Surface soil filters—also known as bioretention systems—capture, filter, and slowly release runoff from smaller storm events. This reduces flooding, protects streams from erosion. They are effective at removing a wide range of stormwater pollutants. They can be designed to remove nitrogen from stormwater, which is a harmful nutrient to coastal bays and estuaries. Surface soil filters have flexible configurations that can fit into existing landscape and developed areas. They appear as attractive lawn, shrubs, or small trees.
In South Portland, Surface Soil Filters are a recommended approach to meet Basic or Post-Construction Stormwater Management Plan permit requirements.
A surface soil filter consists of a specific soil media that allows stormwater to flow down through the system. Plants on the surface of the filter reduce stormwater volume by evapotranspiration. An underdrain releases water slowly from the bottom of the filter.
Systems can also be configured to reduce nitrogen pollution by incorporating an anaerobic (no oxygen) zone which contains wood chips or other carbon source. Nitrogen reduction is important if sensitive coastal bays or estuaries are downstream.
They are often vegetated with grass or landscape plantings. When installed over poorly draining soils, they can be equipped with a drainage pipe. If soils conditions permit, water can be allowed to infiltrate into the ground. An underground zone may contain wood chips or other carbon source to promote removal of nitrogen. Filters can be configured in a variety of ways and can be integrated into landscape islands, planters, medians, setbacks, and other locations with appropriate design.

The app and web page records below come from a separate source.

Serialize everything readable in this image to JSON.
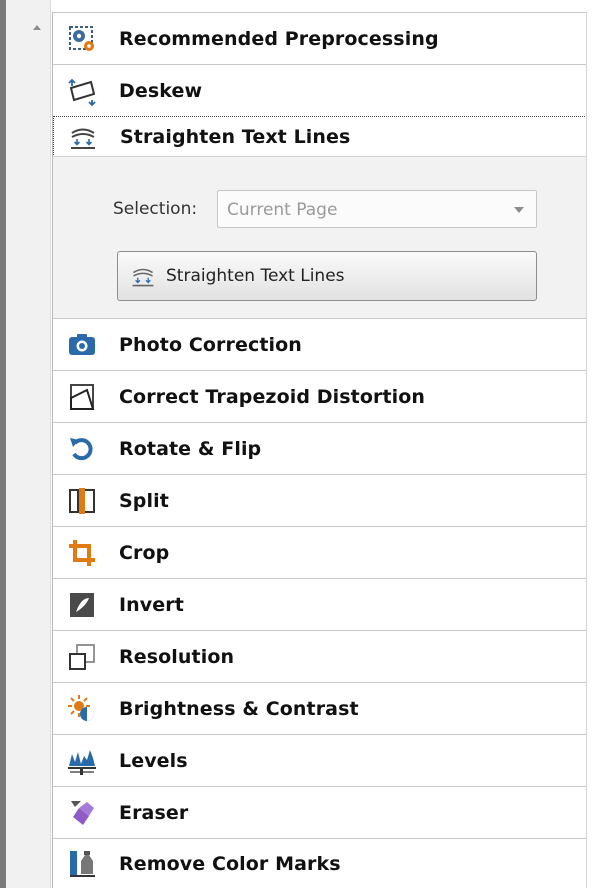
{
  "items_top": [
    {
      "label": "Recommended Preprocessing",
      "icon": "gear-cog-icon"
    },
    {
      "label": "Deskew",
      "icon": "deskew-icon"
    },
    {
      "label": "Straighten Text Lines",
      "icon": "straighten-lines-icon"
    }
  ],
  "selection": {
    "label": "Selection:",
    "value": "Current Page"
  },
  "action_button": {
    "label": "Straighten Text Lines"
  },
  "items_bottom": [
    {
      "label": "Photo Correction",
      "icon": "camera-icon"
    },
    {
      "label": "Correct Trapezoid Distortion",
      "icon": "trapezoid-icon"
    },
    {
      "label": "Rotate & Flip",
      "icon": "rotate-icon"
    },
    {
      "label": "Split",
      "icon": "split-icon"
    },
    {
      "label": "Crop",
      "icon": "crop-icon"
    },
    {
      "label": "Invert",
      "icon": "invert-icon"
    },
    {
      "label": "Resolution",
      "icon": "resolution-icon"
    },
    {
      "label": "Brightness & Contrast",
      "icon": "brightness-icon"
    },
    {
      "label": "Levels",
      "icon": "levels-icon"
    },
    {
      "label": "Eraser",
      "icon": "eraser-icon"
    },
    {
      "label": "Remove Color Marks",
      "icon": "remove-color-marks-icon"
    }
  ],
  "colors": {
    "accent_blue": "#2a6aa8",
    "crop_orange": "#e07a12",
    "eraser_purple": "#8f5cc7"
  }
}
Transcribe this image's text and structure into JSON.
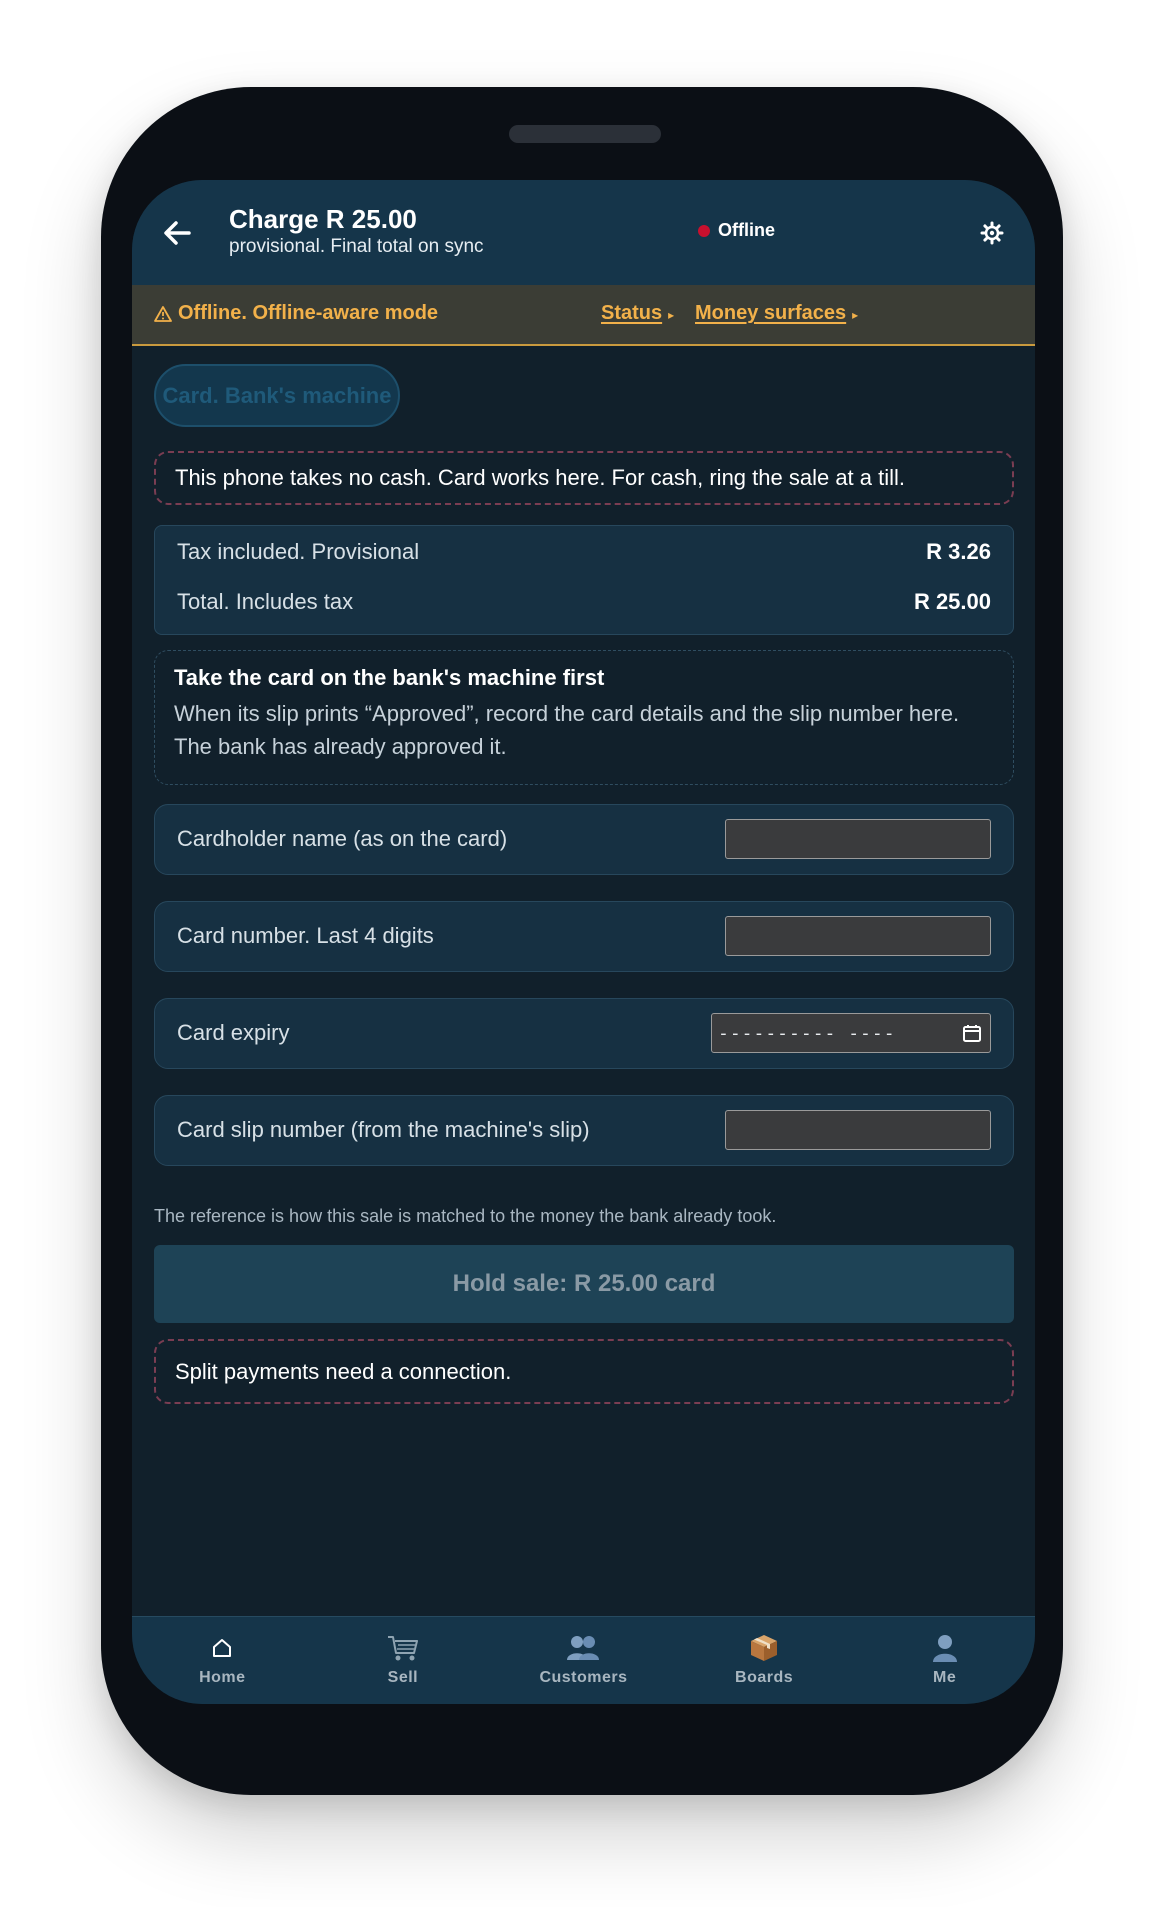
{
  "header": {
    "title": "Charge R 25.00",
    "subtitle": "provisional. Final total on sync",
    "status": "Offline",
    "status_color": "#c8102e"
  },
  "banner": {
    "text": "Offline. Offline-aware mode",
    "link_status": "Status",
    "link_money": "Money surfaces",
    "color": "#f2b14a"
  },
  "method_chip": "Card. Bank's machine",
  "no_cash_notice": "This phone takes no cash. Card works here. For cash, ring the sale at a till.",
  "totals": {
    "tax_label": "Tax included. Provisional",
    "tax_value": "R 3.26",
    "total_label": "Total. Includes tax",
    "total_value": "R 25.00"
  },
  "instructions": {
    "title": "Take the card on the bank's machine first",
    "body": "When its slip prints “Approved”, record the card details and the slip number here. The bank has already approved it."
  },
  "fields": {
    "cardholder": {
      "label": "Cardholder name (as on the card)",
      "value": ""
    },
    "card_number": {
      "label": "Card number. Last 4 digits",
      "value": ""
    },
    "expiry": {
      "label": "Card expiry",
      "value": "---------- ----"
    },
    "slip": {
      "label": "Card slip number (from the machine's slip)",
      "value": ""
    }
  },
  "reference_note": "The reference is how this sale is matched to the money the bank already took.",
  "hold_button": "Hold sale: R 25.00 card",
  "split_notice": "Split payments need a connection.",
  "nav": [
    {
      "label": "Home",
      "icon": "home-icon"
    },
    {
      "label": "Sell",
      "icon": "cart-icon"
    },
    {
      "label": "Customers",
      "icon": "people-icon"
    },
    {
      "label": "Boards",
      "icon": "box-icon"
    },
    {
      "label": "Me",
      "icon": "person-icon"
    }
  ]
}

Surface soil filters may be adapted to most soil conditions. The bottom of the soil filter should be above the seasonal high groundwater table. An impermeable liner may be necessary for some soils, groundwater conditions, or site uses. Download the detailed design specifications for details.
Ideally, soil filters are located in close proximity to the origin of the stormwater runoff and it is anticipated that these facilities would most often be distributed through a developed area.
Design and Installation
Surface soil filters should be designed by an engineer. They can be constructed using common materials. Some manufacturers have developed proprietary filter media and structures which may be used instead. Soil filter media composition is critical to the function of these systems and careful attention is required regarding construction materials and installation.
Mulch should be replaced yearly. The pre-treatment structure needs to be cleared of plant debris and sediment yearly. Plantings will have landscape maintenance needs such as weeding, pruning, and possible replacement of plants which are not thriving.